Saturday, February 2nd, 2013
I haven’t had the stomach to post about the sickening destruction of cultural heritage that has plagued Mali’s historic city of Timbuktu since it was occupied by the extremist Salafist Ansar Dine (Defenders of the Faith) group last spring. It’s been a nightmare, an orgy of demolition akin to the Taliban in Afghanistan, only these guys were targeting Islamic archaeological sites from a different denomination rather than Buddhist ones.
Located at a crossroads of trade, during the Middle Ages, Mali (in particular Timbuktu) was a center of scholarship, art and science, attracting the greatest intellects of the era from all over Africa. Sufi Islam was the dominant branch, and very much unlike today’s Salafist, it took an open-minded approach to pre-Islamic faiths and embraced the variety of cultures – Arabic, African, Berber, Tuareg – that mingled in the cosmopolitan country. Sufi luminaries were buried in mud-brick tombs which gave Timbuktu the moniker “the city of 333 saints.”
Ansar Dine considers these Sufi shrines idolatrous. As part of its effort to impost strict Sharia law by force, as soon as they took over Timbuktu they started tearing the tombs apart with guns, shovels and pickaxes. At least eight of them were demolished or burned. When the world protested the destruction of these UNESCO World Heritage sites, Ansar Dine made a statement telling them exactly how much they gave a rat’s ass: “We are subject to religion and not to international opinion. Building on graves is contrary to Islam. We are destroying the mausoleums because it is ordained by our religion.”
There was a great fear that their next target would be the approximately 300,000 manuscripts in an old library building and in the newly built Ahmed Baba Centre for Documentation and Research in Timbuktu, a storied collection of manuscripts going back to the 12th century written in Arabic and African languages on every topic you can think of from astronomy to math to botany to geography to theology and ever so much more. Even though precious copies of the Koran and other one-of-a-kind Islamic manuscripts were kept in the library, the fate of the Sufi sites proved conclusively that religious scruples wouldn’t stop them from destroying that history either.
When the French military operation to wrest northern Mali out of Ansar Dine’s control got close to Timbuktu at the end of January, it seemed like the library’s fate was sealed. Ansar Dine forces torched the Ahmed Baba Centre on their way out. News stories reported that hundreds of thousands of irreplaceable manuscripts were in ashes, an incalculable blow to the history of Timbuktu, Mali, Africa and the world.
It turns out, however, that the librarians and curators were too smart for those barbarians. By the time Ansar Dine beat their hasty and fiery retreat, most of the manuscripts were safely hidden away.
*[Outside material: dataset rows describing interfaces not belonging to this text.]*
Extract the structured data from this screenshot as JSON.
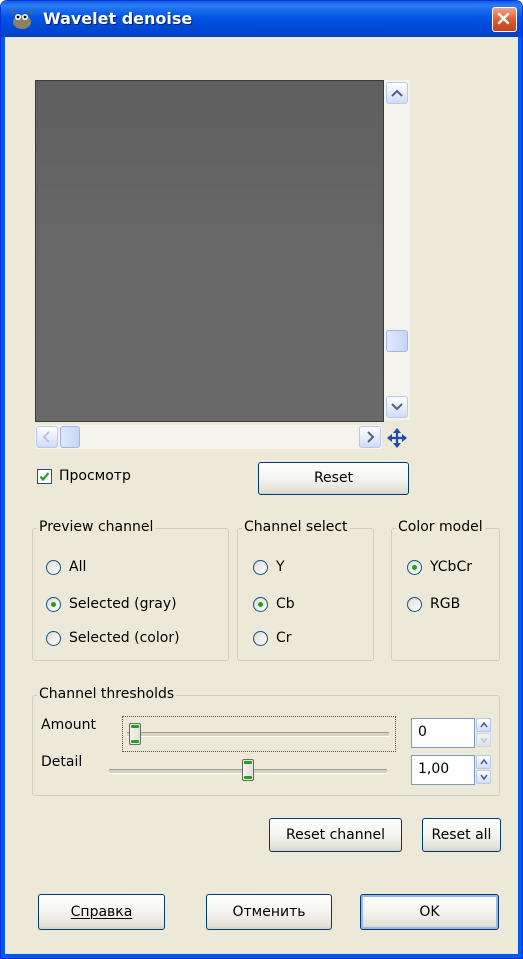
{
  "window": {
    "title": "Wavelet denoise"
  },
  "preview": {
    "checkbox_label": "Просмотр",
    "checkbox_checked": true,
    "reset_label": "Reset"
  },
  "preview_channel": {
    "title": "Preview channel",
    "options": [
      "All",
      "Selected (gray)",
      "Selected (color)"
    ],
    "selected": "Selected (gray)"
  },
  "channel_select": {
    "title": "Channel select",
    "options": [
      "Y",
      "Cb",
      "Cr"
    ],
    "selected": "Cb"
  },
  "color_model": {
    "title": "Color model",
    "options": [
      "YCbCr",
      "RGB"
    ],
    "selected": "YCbCr"
  },
  "thresholds": {
    "title": "Channel thresholds",
    "amount_label": "Amount",
    "amount_value": "0",
    "detail_label": "Detail",
    "detail_value": "1,00"
  },
  "actions": {
    "reset_channel": "Reset channel",
    "reset_all": "Reset all"
  },
  "footer": {
    "help": "Справка",
    "cancel": "Отменить",
    "ok": "OK"
  },
  "colors": {
    "titlebar": "#0055e5",
    "dialog_bg": "#ece9d8",
    "radio_dot": "#21a121"
  }
}
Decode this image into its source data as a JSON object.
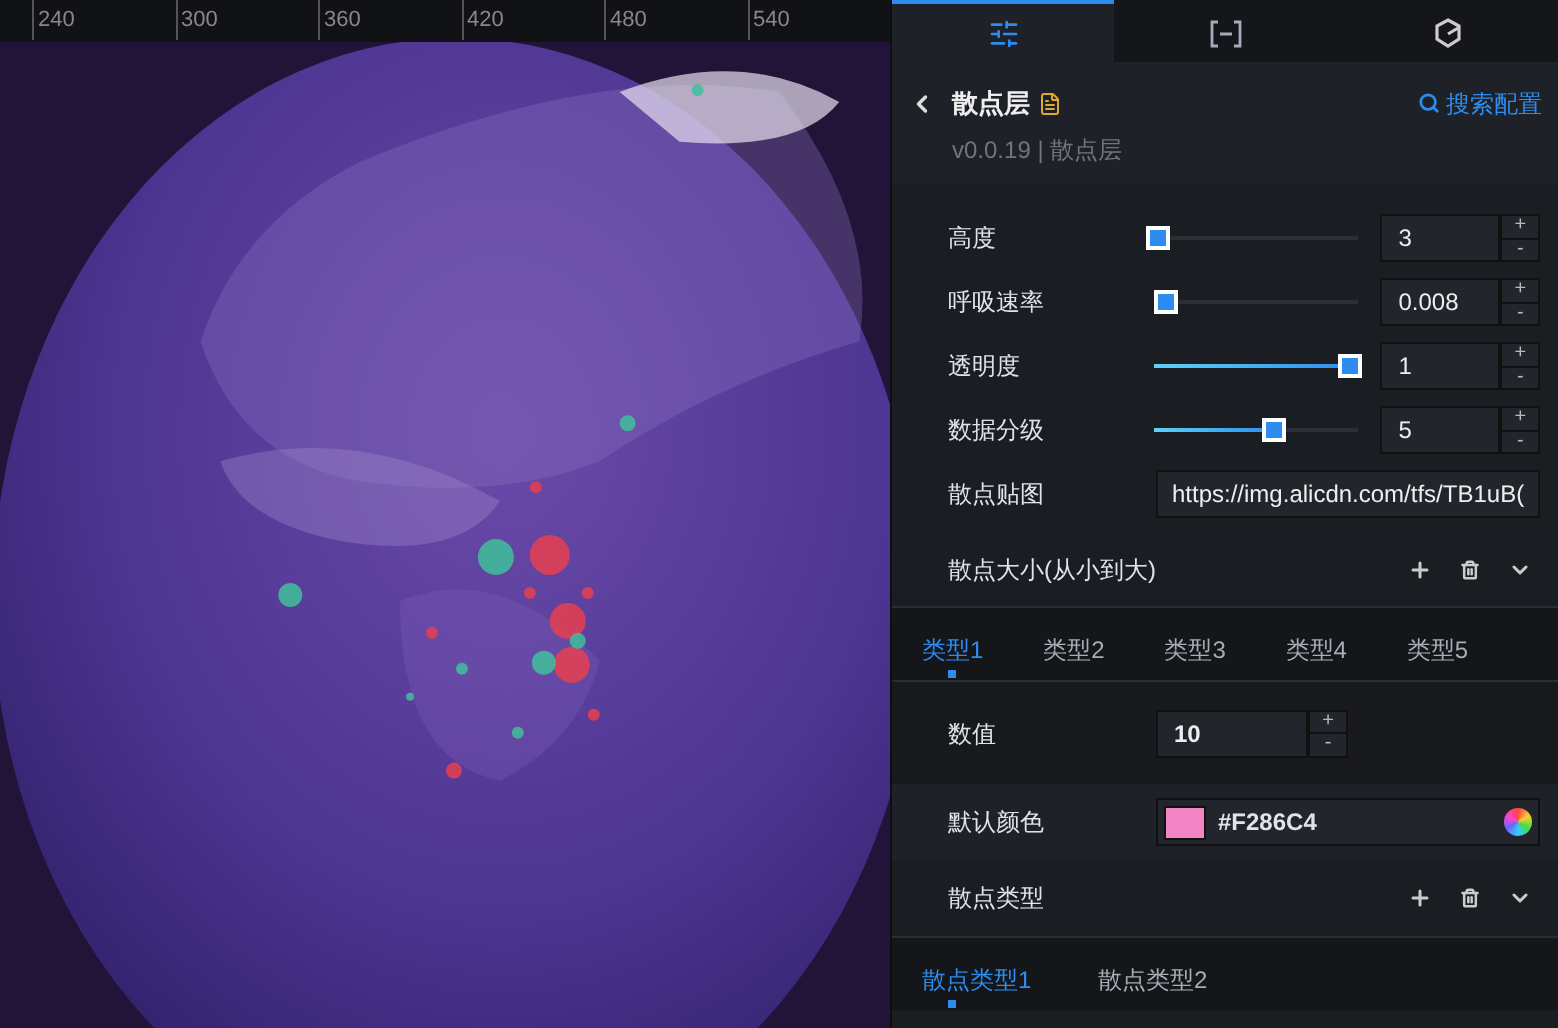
{
  "ruler": {
    "ticks": [
      "240",
      "300",
      "360",
      "420",
      "480",
      "540"
    ]
  },
  "panel": {
    "tabs": [
      {
        "kind": "sliders",
        "selected": true
      },
      {
        "kind": "bracket",
        "selected": false
      },
      {
        "kind": "cube",
        "selected": false
      }
    ],
    "header": {
      "title": "散点层",
      "subtitle": "v0.0.19 | 散点层",
      "search_link": "搜索配置"
    },
    "fields": [
      {
        "kind": "slider",
        "label": "高度",
        "level": 0,
        "value": "3",
        "steppers": [
          "+",
          "-"
        ]
      },
      {
        "kind": "slider",
        "label": "呼吸速率",
        "level": 0.04,
        "value": "0.008",
        "steppers": [
          "+",
          "-"
        ]
      },
      {
        "kind": "slider",
        "label": "透明度",
        "level": 1,
        "value": "1",
        "steppers": [
          "+",
          "-"
        ]
      },
      {
        "kind": "slider",
        "label": "数据分级",
        "level": 0.6,
        "value": "5",
        "steppers": [
          "+",
          "-"
        ]
      },
      {
        "kind": "text",
        "label": "散点贴图",
        "value": "https://img.alicdn.com/tfs/TB1uB("
      }
    ],
    "size_section": {
      "title": "散点大小(从小到大)"
    },
    "type_tabs": [
      {
        "label": "类型1",
        "selected": true
      },
      {
        "label": "类型2",
        "selected": false
      },
      {
        "label": "类型3",
        "selected": false
      },
      {
        "label": "类型4",
        "selected": false
      },
      {
        "label": "类型5",
        "selected": false
      }
    ],
    "value_field": {
      "label": "数值",
      "value": "10",
      "steppers": [
        "+",
        "-"
      ]
    },
    "color_field": {
      "label": "默认颜色",
      "value": "#F286C4",
      "color": "#f286c4"
    },
    "scatter_type_section": {
      "title": "散点类型"
    },
    "scatter_type_tabs": [
      {
        "label": "散点类型1",
        "selected": true
      },
      {
        "label": "散点类型2",
        "selected": false
      }
    ]
  }
}
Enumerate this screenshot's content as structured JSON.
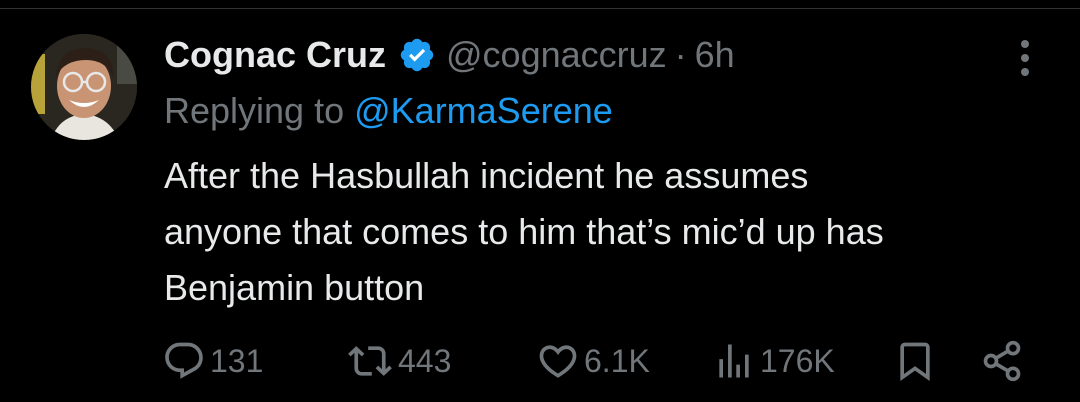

The two sources said that soon after Tuareg rebels swept into Timbuktu on April 1 in a revolt later hijacked by sharia-observing Islamist radicals, curators and collectors of the manuscripts had started hiding the texts away for safety.
“They shipped them out and distributed them around,” Jeppie said. The Malian source said the manuscripts were concealed “a little bit everywhere,” but he declined to give details.
It would not be the first time that Timbuktu’s inhabitants have had to protect their city’s manuscripts from intruders.
Some texts were stashed for generations under mud homes and in desert caves by families who feared they would be stolen by Moroccan invaders, European explorers and French colonialists.
Considering that Ansar Dine enforcers went door-to-door to threaten Timbuktu residents that Sharia was now in effect, keeping their heritage safe and secret was an act of immense collective courage. This Wall Street Journal article has some more details about the cloak and dagger operations to save the precious manuscripts.
There are still some terrible losses. Many bills of sale and other documents from the slave trade were burned, and even the documents that were not burned are so fragile they’re bound to have been damaged by their hasty transportation.
UNESCO is planning to send a mission to document conditions and determine which crises require the most urgent attention. UNESCO Director-General Irina Bokova visited Mali on Saturday and met with Malian authorities and French President François Hollande who was also visiting. In collaboration with local experts and community leaders, UNESCO will help rebuild what was damaged and conserve endangered documents.